Initial public offerings (IPOs) should be an important way for Europe's growing companies to raise capital, and are a crucial part of the exit and further financing strategies for many private equity and venture capital investors. That means that healthy growth capital markets are not only vital to the industry, but they are also critical for the economy more generally, offering an alternative to bank lending for businesses with big ambitions. It is therefore welcome that the attention of EU policy-makers has recently returned to the big question they have grappled with many times before: how does Europe improve access to public markets and reduce reliance on bank debt?
Alongside the consultation on building an EU-wide Capital Markets Union (CMU), the subject of a recent Private Equity Comment, the European Commission has also identified a decline in IPOs, and heavy reliance on bank lending in Europe, especially when compared to the US, and has asked for suggestions on how that can be remedied.
Last month, the IPO Task Force – a body established in 2014 to offer solutions to the challenges facing the IPO market, and which includes practitioners from private equity and venture capital firms among its numbers with the EVCA as a supporter – published a report aimed at all EU institutions and Member States. The report highlights the decline in the number and value of IPOs in the period from 2001 to 2011, when compared to the 1990s. And while data shows a significant recovery since the financial crisis, the numbers are still well below those seen from 1993 to 2000. One reason for this is that smaller companies are finding it harder to access the public markets, and if the decline is to be arrested then it is these companies that need to be encouraged to return.
There have already been some market responses to this decline; for example, in May 2013 Euronext launched EnterNext – a pan-European initiative comprising the 750 SMEs listed on Euronext markets in Belgium, France, the Netherlands and Portugal. Enternext is dedicated to SMEs with a market cap below €1bn, and has already seen over 90 IPOs.

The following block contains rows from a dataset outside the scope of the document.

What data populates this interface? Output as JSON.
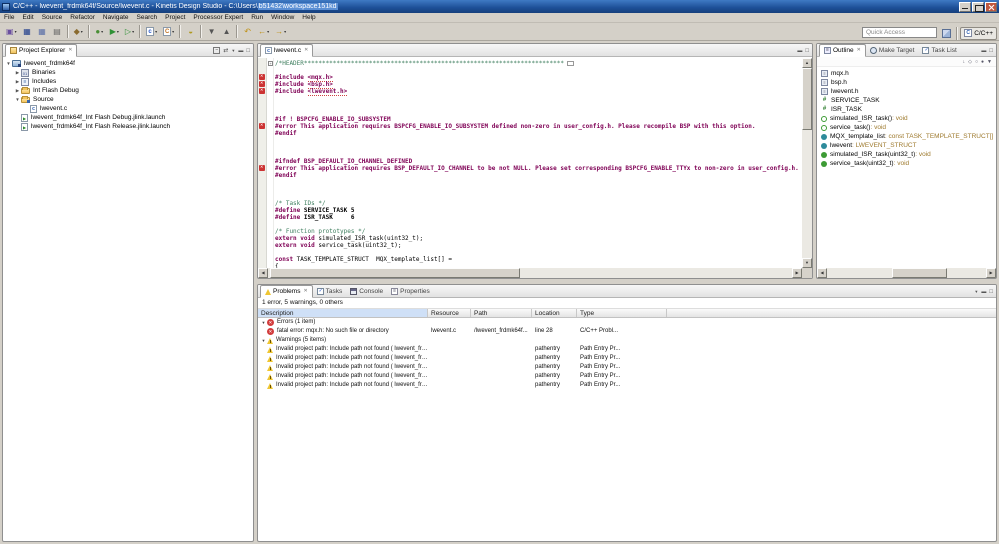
{
  "window": {
    "title_prefix": "C/C++ - lwevent_frdmk64f/Source/lwevent.c - Kinetis Design Studio - C:\\Users\\",
    "title_highlight": "b51432\\workspace151kd"
  },
  "menu": {
    "items": [
      "File",
      "Edit",
      "Source",
      "Refactor",
      "Navigate",
      "Search",
      "Project",
      "Processor Expert",
      "Run",
      "Window",
      "Help"
    ]
  },
  "toolbar": {
    "quick_access_placeholder": "Quick Access",
    "perspective_label": "C/C++",
    "buttons": [
      {
        "name": "new-wizard-button",
        "glyph": "▣",
        "color": "#6a4fa0",
        "dd": true
      },
      {
        "name": "save-button",
        "glyph": "▦",
        "color": "#1f3d8c"
      },
      {
        "name": "save-all-button",
        "glyph": "▦",
        "color": "#5a6fa8"
      },
      {
        "name": "print-button",
        "glyph": "▤",
        "color": "#666666"
      },
      {
        "sep": true
      },
      {
        "name": "build-button",
        "glyph": "◆",
        "color": "#8a6b2f",
        "dd": true
      },
      {
        "sep": true
      },
      {
        "name": "debug-button",
        "glyph": "●",
        "color": "#4a8f35",
        "dd": true
      },
      {
        "name": "run-button",
        "glyph": "▶",
        "color": "#2f9135",
        "dd": true
      },
      {
        "name": "external-tools-button",
        "glyph": "▷",
        "color": "#2f9135",
        "dd": true
      },
      {
        "sep": true
      },
      {
        "name": "new-c-file-button",
        "glyph": "c",
        "color": "#2255cc",
        "boxed": true,
        "dd": true
      },
      {
        "name": "new-cpp-class-button",
        "glyph": "C",
        "color": "#c07020",
        "boxed": true,
        "dd": true
      },
      {
        "sep": true
      },
      {
        "name": "search-button",
        "glyph": "◒",
        "color": "#b09a20"
      },
      {
        "sep": true
      },
      {
        "name": "next-annotation-button",
        "glyph": "▼",
        "color": "#555555"
      },
      {
        "name": "previous-annotation-button",
        "glyph": "▲",
        "color": "#555555"
      },
      {
        "sep": true
      },
      {
        "name": "last-edit-location-button",
        "glyph": "↶",
        "color": "#c09010"
      },
      {
        "name": "back-button",
        "glyph": "←",
        "color": "#c09010",
        "dd": true
      },
      {
        "name": "forward-button",
        "glyph": "→",
        "color": "#c09010",
        "dd": true
      }
    ]
  },
  "project_explorer": {
    "tab_label": "Project Explorer",
    "tree": [
      {
        "label": "lwevent_frdmk64f",
        "icon": "project",
        "depth": 0,
        "arrow": "open"
      },
      {
        "label": "Binaries",
        "icon": "binaries",
        "depth": 1,
        "arrow": "closed"
      },
      {
        "label": "Includes",
        "icon": "includes",
        "depth": 1,
        "arrow": "closed"
      },
      {
        "label": "Int Flash Debug",
        "icon": "folder",
        "depth": 1,
        "arrow": "closed"
      },
      {
        "label": "Source",
        "icon": "src-folder",
        "depth": 1,
        "arrow": "open"
      },
      {
        "label": "lwevent.c",
        "icon": "c-file",
        "depth": 2,
        "arrow": null
      },
      {
        "label": "lwevent_frdmk64f_Int Flash Debug.jlink.launch",
        "icon": "launch",
        "depth": 1,
        "arrow": null
      },
      {
        "label": "lwevent_frdmk64f_Int Flash Release.jlink.launch",
        "icon": "launch",
        "depth": 1,
        "arrow": null
      }
    ]
  },
  "editor": {
    "tab_label": "lwevent.c",
    "lines": [
      {
        "fold": true,
        "s": [
          [
            "cm",
            "/*HEADER************************************************************************"
          ],
          [
            "fb",
            ""
          ]
        ]
      },
      {
        "s": []
      },
      {
        "m": 1,
        "s": [
          [
            "pp",
            "#include "
          ],
          [
            "inc",
            "<mqx.h>"
          ]
        ]
      },
      {
        "m": 1,
        "s": [
          [
            "pp",
            "#include "
          ],
          [
            "inc",
            "<bsp.h>"
          ]
        ]
      },
      {
        "m": 1,
        "s": [
          [
            "pp",
            "#include "
          ],
          [
            "inc",
            "<lwevent.h>"
          ]
        ]
      },
      {
        "s": []
      },
      {
        "s": []
      },
      {
        "s": []
      },
      {
        "s": [
          [
            "pp",
            "#if ! BSPCFG_ENABLE_IO_SUBSYSTEM"
          ]
        ]
      },
      {
        "m": 1,
        "s": [
          [
            "pp",
            "#error This application requires BSPCFG_ENABLE_IO_SUBSYSTEM defined non-zero in user_config.h. Please recompile BSP with this option."
          ]
        ]
      },
      {
        "s": [
          [
            "pp",
            "#endif"
          ]
        ]
      },
      {
        "s": []
      },
      {
        "s": []
      },
      {
        "s": []
      },
      {
        "s": [
          [
            "pp",
            "#ifndef BSP_DEFAULT_IO_CHANNEL_DEFINED"
          ]
        ]
      },
      {
        "m": 1,
        "s": [
          [
            "pp",
            "#error This application requires BSP_DEFAULT_IO_CHANNEL to be not NULL. Please set corresponding BSPCFG_ENABLE_TTYx to non-zero in user_config.h."
          ]
        ]
      },
      {
        "s": [
          [
            "pp",
            "#endif"
          ]
        ]
      },
      {
        "s": []
      },
      {
        "s": []
      },
      {
        "s": []
      },
      {
        "s": [
          [
            "cm",
            "/* Task IDs */"
          ]
        ]
      },
      {
        "s": [
          [
            "pp",
            "#define "
          ],
          [
            "plb",
            "SERVICE_TASK 5"
          ]
        ]
      },
      {
        "s": [
          [
            "pp",
            "#define "
          ],
          [
            "plb",
            "ISR_TASK     6"
          ]
        ]
      },
      {
        "s": []
      },
      {
        "s": [
          [
            "cm",
            "/* Function prototypes */"
          ]
        ]
      },
      {
        "s": [
          [
            "kw",
            "extern void"
          ],
          [
            "pl",
            " simulated_ISR_task(uint32_t);"
          ]
        ]
      },
      {
        "s": [
          [
            "kw",
            "extern void"
          ],
          [
            "pl",
            " service_task(uint32_t);"
          ]
        ]
      },
      {
        "s": []
      },
      {
        "s": [
          [
            "kw",
            "const"
          ],
          [
            "pl",
            " TASK_TEMPLATE_STRUCT  MQX_template_list[] ="
          ]
        ]
      },
      {
        "s": [
          [
            "pl",
            "{"
          ]
        ]
      }
    ]
  },
  "outline": {
    "tabs": [
      "Outline",
      "Make Target",
      "Task List"
    ],
    "items": [
      {
        "icon": "include",
        "label": "mqx.h",
        "suffix": ""
      },
      {
        "icon": "include",
        "label": "bsp.h",
        "suffix": ""
      },
      {
        "icon": "include",
        "label": "lwevent.h",
        "suffix": ""
      },
      {
        "icon": "macro",
        "label": "SERVICE_TASK",
        "suffix": ""
      },
      {
        "icon": "macro",
        "label": "ISR_TASK",
        "suffix": ""
      },
      {
        "icon": "func-decl",
        "label": "simulated_ISR_task()",
        "suffix": " : void"
      },
      {
        "icon": "func-decl",
        "label": "service_task()",
        "suffix": " : void"
      },
      {
        "icon": "variable",
        "label": "MQX_template_list",
        "suffix": " : const TASK_TEMPLATE_STRUCT[]"
      },
      {
        "icon": "variable",
        "label": "lwevent",
        "suffix": " : LWEVENT_STRUCT"
      },
      {
        "icon": "func-def",
        "label": "simulated_ISR_task(uint32_t)",
        "suffix": " : void"
      },
      {
        "icon": "func-def",
        "label": "service_task(uint32_t)",
        "suffix": " : void"
      }
    ]
  },
  "problems": {
    "tabs": [
      "Problems",
      "Tasks",
      "Console",
      "Properties"
    ],
    "tab_icons": [
      "problems",
      "tasks",
      "console",
      "properties"
    ],
    "summary": "1 error, 5 warnings, 0 others",
    "columns": [
      "Description",
      "Resource",
      "Path",
      "Location",
      "Type"
    ],
    "rows": [
      {
        "kind": "group",
        "icon": "error",
        "desc": "Errors (1 item)",
        "resource": "",
        "path": "",
        "location": "",
        "type": ""
      },
      {
        "kind": "item",
        "icon": "error",
        "desc": "fatal error: mqx.h: No such file or directory",
        "resource": "lwevent.c",
        "path": "/lwevent_frdmk64f...",
        "location": "line 28",
        "type": "C/C++ Probl..."
      },
      {
        "kind": "group",
        "icon": "warning",
        "desc": "Warnings (5 items)",
        "resource": "",
        "path": "",
        "location": "",
        "type": ""
      },
      {
        "kind": "item",
        "icon": "warning",
        "desc": "Invalid project path: Include path not found ( lwevent_frdm...",
        "resource": "",
        "path": "",
        "location": "pathentry",
        "type": "Path Entry Pr..."
      },
      {
        "kind": "item",
        "icon": "warning",
        "desc": "Invalid project path: Include path not found ( lwevent_frdm...",
        "resource": "",
        "path": "",
        "location": "pathentry",
        "type": "Path Entry Pr..."
      },
      {
        "kind": "item",
        "icon": "warning",
        "desc": "Invalid project path: Include path not found ( lwevent_frdm...",
        "resource": "",
        "path": "",
        "location": "pathentry",
        "type": "Path Entry Pr..."
      },
      {
        "kind": "item",
        "icon": "warning",
        "desc": "Invalid project path: Include path not found ( lwevent_frdm...",
        "resource": "",
        "path": "",
        "location": "pathentry",
        "type": "Path Entry Pr..."
      },
      {
        "kind": "item",
        "icon": "warning",
        "desc": "Invalid project path: Include path not found ( lwevent_frdm...",
        "resource": "",
        "path": "",
        "location": "pathentry",
        "type": "Path Entry Pr..."
      }
    ]
  }
}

But regulatory change is also needed, and the IPO Task Force’s report makes several recommendations. The key messages are focussed on increasing both the supply of companies coming to market, and the demand for their shares. To help address the first, the report advocates making it easier and cheaper for small and medium sized companies to raise money on public markets. The process of drawing up a prospectus and getting it approved by the relevant authority is perceived as expensive, complex and time-consuming, especially for smaller companies. This means that, even if listing on a growth market is possible without having to produce a full prospectus (for example, AIM in the UK, and lighter-touch rules for SMEs in France), this is rarely accompanied by a retail fundraising (for which a prospectus would be required).
A review of the Prospectus Directive was put in train alongside the CMU consultation and the task force has made specific recommendations: these include increasing the still relatively low thresholds for full prospectus requirements (despite amendments to the Directive in 2010), and making prospectuses simpler and more user friendly – a benefit to both companies and investors. Tax incentives throughout the EU to encourage long term investment in small and mid-cap quoted companies would encourage investors and increase the demand for public shares. It is also important that these investors are not restricted by regulation from investing in public markets across the EU, which in part relies on regulators in individual member states dismantling their own barriers.
The IPO Task Force welcomes comments and further suggestions from stakeholders, and presents an opportunity for the private equity and venture capital industry to express their views on how Europe can create a better more widely used IPO market.